We saw some of our bunkers last Wednesday (13th Feb) half full of water. Obviously drainage will need to be addressed when finances improve and committee sees this as a priority. Todd and Paul showed a possible reason on the 17th RHS bunker, viz plastic surrounding drainage lines. We will need to investigate the extent of this.
It is topical now to raise lifetime of greens as Cooroy Golf Club has been successful in getting a grant of $80K to redo a couple of greens. The application was initially based on the need to address couch intrusion. The 10th and 12th have been suggested as the first to do, as they have significant couch intrusion and drainage issues (these will require full reconstruction). A sub-committee (Wayne, Cyril, Todd and the Greens Director) will meet to come up with recommendations for Committee, once the terms of reference of the grant have been sorted out.
Couch intrusion can come from stolons growing horizontally from the edges or from rhizomes that are able to travel below the surface, often well below the surface. Because of rhizomes, it is not a matter of just laying new Tiff 328. The entire rootzone needs to be replaced, i.e. that above the drainage materials. If drainage is OK then this process is usually called renovation of a green. Another reason to dig up a green is if the build up of organic matter gets to the stage that it wins out no matter how much coring and scarifying are done.
See demonstration below which shows profiles of soil in greens from Florida, which has a similar climate to sub-tropical Queensland, and has significant year round grass growth.

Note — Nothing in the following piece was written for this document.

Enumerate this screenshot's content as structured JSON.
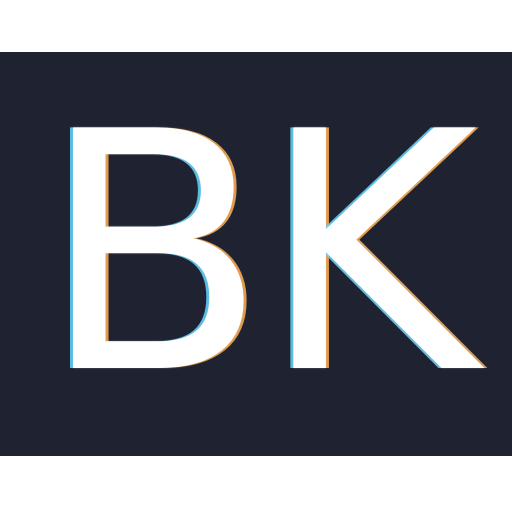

Organic matter accumulates at an accelerated pace on Florida putting greens, and this can negatively impact drainage and turfgrass rooting. To show how rootzones change with time, from left to right are soil profiles removed from the same putting green (renovated in 2001) in 2001, 2003, 2008, and 2012, respectively.